Activity: Effective Potentials

Students use a pre-written Mathematica notebook or a Geogebra applet to explore how the shape of the effective potential function changes as the various parameters (angular momentum, force constant, reduced mass) are varied.
  • computer Mathematica Activity schedule 30 min. build Computers with Mathematica and the cfeffpotential.nb Mathematica notebook, A handout for each student description Student handout (PDF)
What students learn
  • The effect of angular momentum, the force constant, and the reduced mass on the shape of the effective potential function;
  • Practicing exploring parameter space for a function;
  • Developing intuition about how the orbit shape depends on these parameters.
  • Media
    • activity_media/cfeffpotential_5svwhe0.nb

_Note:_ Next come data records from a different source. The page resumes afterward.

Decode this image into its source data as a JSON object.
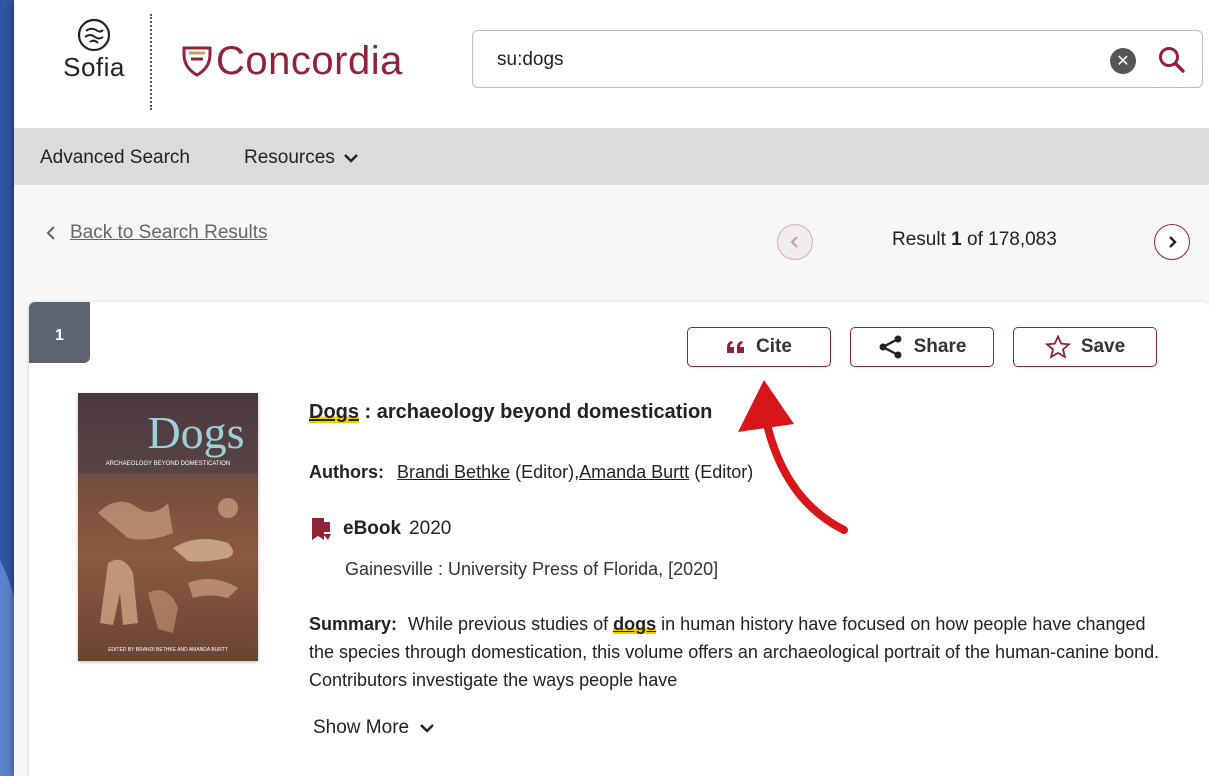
{
  "header": {
    "sofia_label": "Sofia",
    "concordia_label": "Concordia",
    "search": {
      "value": "su:dogs",
      "placeholder": ""
    }
  },
  "nav": {
    "advanced_search": "Advanced Search",
    "resources": "Resources"
  },
  "pagination": {
    "back_label": "Back to Search Results",
    "result_prefix": "Result",
    "result_current": "1",
    "result_of": "of",
    "result_total": "178,083"
  },
  "record": {
    "index": "1",
    "actions": {
      "cite": "Cite",
      "share": "Share",
      "save": "Save"
    },
    "title_highlight": "Dogs",
    "title_rest": " : archaeology beyond domestication",
    "authors_label": "Authors:",
    "authors": [
      {
        "name": "Brandi Bethke",
        "role": "(Editor),"
      },
      {
        "name": "Amanda Burtt",
        "role": "(Editor)"
      }
    ],
    "format": "eBook",
    "year": "2020",
    "publisher": "Gainesville : University Press of Florida, [2020]",
    "summary_label": "Summary:",
    "summary_pre": "While previous studies of",
    "summary_highlight": "dogs",
    "summary_post": "in human history have focused on how people have changed the species through domestication, this volume offers an archaeological portrait of the human-canine bond. Contributors investigate the ways people have",
    "show_more": "Show More",
    "cover": {
      "title": "Dogs",
      "subtitle": "ARCHAEOLOGY BEYOND DOMESTICATION",
      "editors": "EDITED BY BRANDI BETHKE AND AMANDA BURTT"
    }
  },
  "colors": {
    "brand": "#912338",
    "highlight": "#f5d000",
    "nav_bg": "#dcdcdc"
  }
}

Download and run this Mathematica notebook or this Geogebra applet.

You have four different sliders that control the values of four parameters \(k\), \(\ell\), \(\mu\), and \(E\).

Answer the following questions:

  1. What is the physical/geometric meaning of each parameter \(k\), \(\ell\), \(\mu\), \(E\)?
  2. How does each parameter \(k\), \(\ell\), \(\mu\), \(E\) affect the plot?
  3. Which term in the effective potential (\(-k/r\) or \(\ell^2/(2\mu r^2))\) dominates for small values of r? For large values of r? Explain in terms of both the equation and the graph.
  4. What are the classical turning points? Under what conditions will the particle be bound? Unbound?
  5. How do your answers for the last question change (if at all) if you consider a repulsive potential? Hint: Figure out what you must change in this notebook and investigate.

Instructor's Guide

Prerequisite Knowledge

  • Students should know that the effective potential is used to reduce the 2-D central force problem to a 1-D problem.
  • Students should know that the shape of the orbit need not be elliptical - all conic sections are solutions to the equations of motion (depending on the values of the various parameters).


We usually start this activity with a general discussion about sets of solutions to an equation and the professional sense-making activity of exploring parameter space to build an understanding of the types of solutions that exist in the set.

Student Conversations

  • In exploring the parameter space of solutions, students should be encouraged to identify limiting and special cases (e.g. when is the orbit is circular, what is the shape of the function for large and small separations, etc).
  • Some students point out (correctly) that the force constant \(k\) ought to depend on the reduced mass \(\mu\). This is a result of the gravitational force being the typical example of a central force; reminding students that other central forces exist (e.g, the Coulomb force) clears up any concerns.

Author Information
Corinne Manogue
Learning Outcomes